A 2017 survey revealed that many millennials don’t understand how credit cards work. Even if you aren’t a millennial, you may relate to this. There is so much jargon surrounding credit cards and so many types of credit cards available, it’s easy to find yourself confused.
One of the most common terms associated with credit cards is APR, and it’s a term that every credit card holder should know. There are several ways to define APR, and we’re going to break down five common ways to explain APR to help you understand this important term. Read on to learn about APR and how it affects your credit card experience.
1. The Definition of APR
One of the most common credit card questions is, “What does APR stand for?” It stands for annual percentage rate and it is your interest rate stated as a yearly rate. The truth in lending act requires lenders (and credit card issuers) to disclose the total fees paid on an annual basis for the loan or credit card they offer. This is what’s shown in that standard table, known as the Schumer Box, on every credit card or loan agreement.
2. An Explanation of APR vs. Interest Rate
Because the two terms are so often confused with one another, it can help to know the difference between APR and interest rate. The interest rate is the percentage of your borrowed money – your credit card balance – that you must also pay along with the borrowed amount. For loans such as installment loans, APR includes additional fees like closing costs and origination fees. However, with credit cards, all of these fees are situational (you only get a late fee if you don’t pay the amount due on time). So for credit cards, the APR shown is the same as the interest rates. Easy, right?

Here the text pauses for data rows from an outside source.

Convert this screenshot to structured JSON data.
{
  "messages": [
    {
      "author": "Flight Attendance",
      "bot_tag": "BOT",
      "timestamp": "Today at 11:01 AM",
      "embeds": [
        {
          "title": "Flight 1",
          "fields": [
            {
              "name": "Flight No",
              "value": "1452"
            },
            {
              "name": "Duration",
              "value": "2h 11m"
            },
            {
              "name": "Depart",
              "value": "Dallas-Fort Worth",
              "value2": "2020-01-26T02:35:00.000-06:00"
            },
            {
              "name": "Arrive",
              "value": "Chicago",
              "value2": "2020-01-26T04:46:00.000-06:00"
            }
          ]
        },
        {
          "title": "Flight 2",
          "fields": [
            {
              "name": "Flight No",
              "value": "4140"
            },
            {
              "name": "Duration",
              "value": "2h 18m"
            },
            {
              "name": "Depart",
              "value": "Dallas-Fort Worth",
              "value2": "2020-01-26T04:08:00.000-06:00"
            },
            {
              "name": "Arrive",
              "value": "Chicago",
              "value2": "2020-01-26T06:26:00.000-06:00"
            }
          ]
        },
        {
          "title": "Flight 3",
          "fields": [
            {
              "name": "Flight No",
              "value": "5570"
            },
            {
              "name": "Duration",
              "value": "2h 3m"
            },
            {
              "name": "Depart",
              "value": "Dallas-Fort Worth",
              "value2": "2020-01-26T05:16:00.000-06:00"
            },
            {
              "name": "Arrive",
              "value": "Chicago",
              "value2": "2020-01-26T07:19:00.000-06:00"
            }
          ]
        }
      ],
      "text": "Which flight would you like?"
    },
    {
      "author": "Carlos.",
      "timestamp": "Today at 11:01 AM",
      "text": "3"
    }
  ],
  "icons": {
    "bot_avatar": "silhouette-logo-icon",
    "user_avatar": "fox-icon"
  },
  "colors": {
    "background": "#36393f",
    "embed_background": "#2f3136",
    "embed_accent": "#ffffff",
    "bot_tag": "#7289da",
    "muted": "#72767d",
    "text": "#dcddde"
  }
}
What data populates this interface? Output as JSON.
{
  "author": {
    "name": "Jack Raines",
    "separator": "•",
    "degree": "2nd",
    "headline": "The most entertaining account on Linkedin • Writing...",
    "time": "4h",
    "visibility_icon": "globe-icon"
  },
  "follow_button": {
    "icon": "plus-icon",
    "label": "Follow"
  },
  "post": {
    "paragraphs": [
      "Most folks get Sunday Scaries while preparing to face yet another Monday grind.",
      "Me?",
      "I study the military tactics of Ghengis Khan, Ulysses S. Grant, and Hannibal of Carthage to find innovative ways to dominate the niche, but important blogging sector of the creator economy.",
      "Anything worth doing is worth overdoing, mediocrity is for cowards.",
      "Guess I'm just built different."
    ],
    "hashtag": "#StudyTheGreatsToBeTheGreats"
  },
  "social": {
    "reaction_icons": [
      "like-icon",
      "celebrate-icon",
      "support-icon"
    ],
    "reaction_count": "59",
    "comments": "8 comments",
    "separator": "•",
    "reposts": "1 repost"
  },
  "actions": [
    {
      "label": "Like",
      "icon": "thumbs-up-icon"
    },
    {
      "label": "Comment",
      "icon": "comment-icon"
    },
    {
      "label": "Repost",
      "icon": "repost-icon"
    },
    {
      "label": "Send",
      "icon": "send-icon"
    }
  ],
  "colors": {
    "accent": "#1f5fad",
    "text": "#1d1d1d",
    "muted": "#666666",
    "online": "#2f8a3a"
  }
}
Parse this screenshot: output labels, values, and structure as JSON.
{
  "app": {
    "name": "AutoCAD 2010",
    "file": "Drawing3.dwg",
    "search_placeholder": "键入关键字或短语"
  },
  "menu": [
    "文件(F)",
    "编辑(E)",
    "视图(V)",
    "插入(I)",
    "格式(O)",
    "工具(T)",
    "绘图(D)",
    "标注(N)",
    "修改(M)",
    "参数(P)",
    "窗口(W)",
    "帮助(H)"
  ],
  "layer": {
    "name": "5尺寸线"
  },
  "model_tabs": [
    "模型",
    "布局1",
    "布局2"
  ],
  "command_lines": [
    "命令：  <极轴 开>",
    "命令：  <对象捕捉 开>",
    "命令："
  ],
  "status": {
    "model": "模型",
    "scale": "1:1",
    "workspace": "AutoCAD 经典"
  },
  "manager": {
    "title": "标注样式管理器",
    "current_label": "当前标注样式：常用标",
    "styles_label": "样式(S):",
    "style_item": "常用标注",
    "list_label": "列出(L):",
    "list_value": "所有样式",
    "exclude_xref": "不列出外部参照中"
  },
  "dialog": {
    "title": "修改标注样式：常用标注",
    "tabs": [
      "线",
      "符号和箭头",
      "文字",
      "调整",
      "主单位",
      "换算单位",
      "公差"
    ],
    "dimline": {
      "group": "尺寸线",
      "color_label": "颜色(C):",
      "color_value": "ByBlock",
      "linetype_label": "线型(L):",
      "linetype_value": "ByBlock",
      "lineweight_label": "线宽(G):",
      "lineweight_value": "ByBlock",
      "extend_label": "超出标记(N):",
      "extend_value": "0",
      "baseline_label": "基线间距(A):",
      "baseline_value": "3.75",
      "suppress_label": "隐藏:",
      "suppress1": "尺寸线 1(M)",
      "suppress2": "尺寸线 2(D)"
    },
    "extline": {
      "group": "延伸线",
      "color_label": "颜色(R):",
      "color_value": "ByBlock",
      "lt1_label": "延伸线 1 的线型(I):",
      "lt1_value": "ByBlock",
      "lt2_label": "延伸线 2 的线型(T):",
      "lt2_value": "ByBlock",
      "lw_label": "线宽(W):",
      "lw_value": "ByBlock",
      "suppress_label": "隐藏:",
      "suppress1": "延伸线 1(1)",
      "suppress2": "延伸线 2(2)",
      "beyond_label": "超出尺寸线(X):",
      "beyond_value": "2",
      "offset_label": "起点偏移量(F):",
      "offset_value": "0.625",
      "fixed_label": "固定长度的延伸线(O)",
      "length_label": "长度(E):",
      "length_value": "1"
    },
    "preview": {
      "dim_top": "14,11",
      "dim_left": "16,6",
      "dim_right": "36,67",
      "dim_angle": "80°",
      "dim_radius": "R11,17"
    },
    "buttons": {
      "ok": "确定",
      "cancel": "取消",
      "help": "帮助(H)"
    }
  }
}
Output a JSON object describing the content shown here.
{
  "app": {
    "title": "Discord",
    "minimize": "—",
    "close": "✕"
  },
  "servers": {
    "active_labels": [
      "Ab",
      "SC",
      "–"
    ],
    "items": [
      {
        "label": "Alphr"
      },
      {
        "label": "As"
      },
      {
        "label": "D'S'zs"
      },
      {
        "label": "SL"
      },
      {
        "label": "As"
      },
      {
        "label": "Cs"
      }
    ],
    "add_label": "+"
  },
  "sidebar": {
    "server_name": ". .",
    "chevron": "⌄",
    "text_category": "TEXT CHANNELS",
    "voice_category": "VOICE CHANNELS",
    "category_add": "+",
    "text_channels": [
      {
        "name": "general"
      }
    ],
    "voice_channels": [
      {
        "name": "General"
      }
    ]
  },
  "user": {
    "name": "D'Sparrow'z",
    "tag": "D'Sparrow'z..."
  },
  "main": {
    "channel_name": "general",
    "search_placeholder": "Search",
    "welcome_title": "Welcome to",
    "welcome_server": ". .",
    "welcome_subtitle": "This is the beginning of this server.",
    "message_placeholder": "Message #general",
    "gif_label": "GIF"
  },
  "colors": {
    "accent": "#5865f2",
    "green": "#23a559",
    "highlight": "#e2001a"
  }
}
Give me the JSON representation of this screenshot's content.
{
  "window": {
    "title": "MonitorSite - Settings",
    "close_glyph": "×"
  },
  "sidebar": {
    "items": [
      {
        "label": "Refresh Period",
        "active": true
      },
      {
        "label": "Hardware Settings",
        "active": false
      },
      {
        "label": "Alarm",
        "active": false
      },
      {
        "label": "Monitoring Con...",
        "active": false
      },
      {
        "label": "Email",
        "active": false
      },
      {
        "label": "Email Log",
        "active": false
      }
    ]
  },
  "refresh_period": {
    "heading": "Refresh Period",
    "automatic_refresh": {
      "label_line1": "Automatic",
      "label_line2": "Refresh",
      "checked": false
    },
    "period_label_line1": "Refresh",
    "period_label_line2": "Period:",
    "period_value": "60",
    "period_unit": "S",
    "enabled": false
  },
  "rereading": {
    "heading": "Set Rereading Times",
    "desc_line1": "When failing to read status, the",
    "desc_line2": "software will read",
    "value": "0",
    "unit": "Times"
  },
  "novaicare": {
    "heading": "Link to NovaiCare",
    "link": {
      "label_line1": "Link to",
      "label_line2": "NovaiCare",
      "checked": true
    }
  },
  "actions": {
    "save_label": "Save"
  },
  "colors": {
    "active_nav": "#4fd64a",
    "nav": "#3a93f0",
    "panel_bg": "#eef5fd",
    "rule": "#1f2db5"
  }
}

3. Defining APR in Relation to Daily Periodic Date
APR also relates to another credit card rate, called DPR, or daily periodic rate. Most credit card issuers divide the APR by 365 and then use this number -the DPR – to calculate how much you’ll pay in interest each month. They multiply the DPR by how much you owe to find your daily interest and then add the sum of the daily interest at the end of the billing cycle.
4. Fixed APR vs. Variable APR
Fixed and variable are the two types of APR you may encounter. With a fixed APR, you pay the same rate throughout your entire borrowing term. With a variable APR, though, the card issuer can change the rate, usually based on the U.S. federal prime rate.
5. Other Types of Credit Card APR Offers
You may encounter promotional APR offers, which are rates offered for a short period of time. There are also special APR options for balance transfers, which is often a 0% or very low rate on balances that you transfer over. Beware of penalty APRs, which are higher rates your card issuer can charge over issues like late payments and spending over your credit limit.
Beyond APR – Learn How to Find the Best Credit Card for You
Now that you understand how to explain APR and how it affects your credit card experience, you may want to find a new, better credit card for your needs. Luckily, you’re in the right place for that. Browse our blog information about the best store credit cards, the best cards for teens, and more.
Here are some other articles that you might enjoy:
What Are the Advantages of an Unsecured Credit Card?
How Do I Get a Payday Loan? Here’s Your Answer
Applying for a Payday Loan: Everything You Need to Know
Why Opt For Online Loans?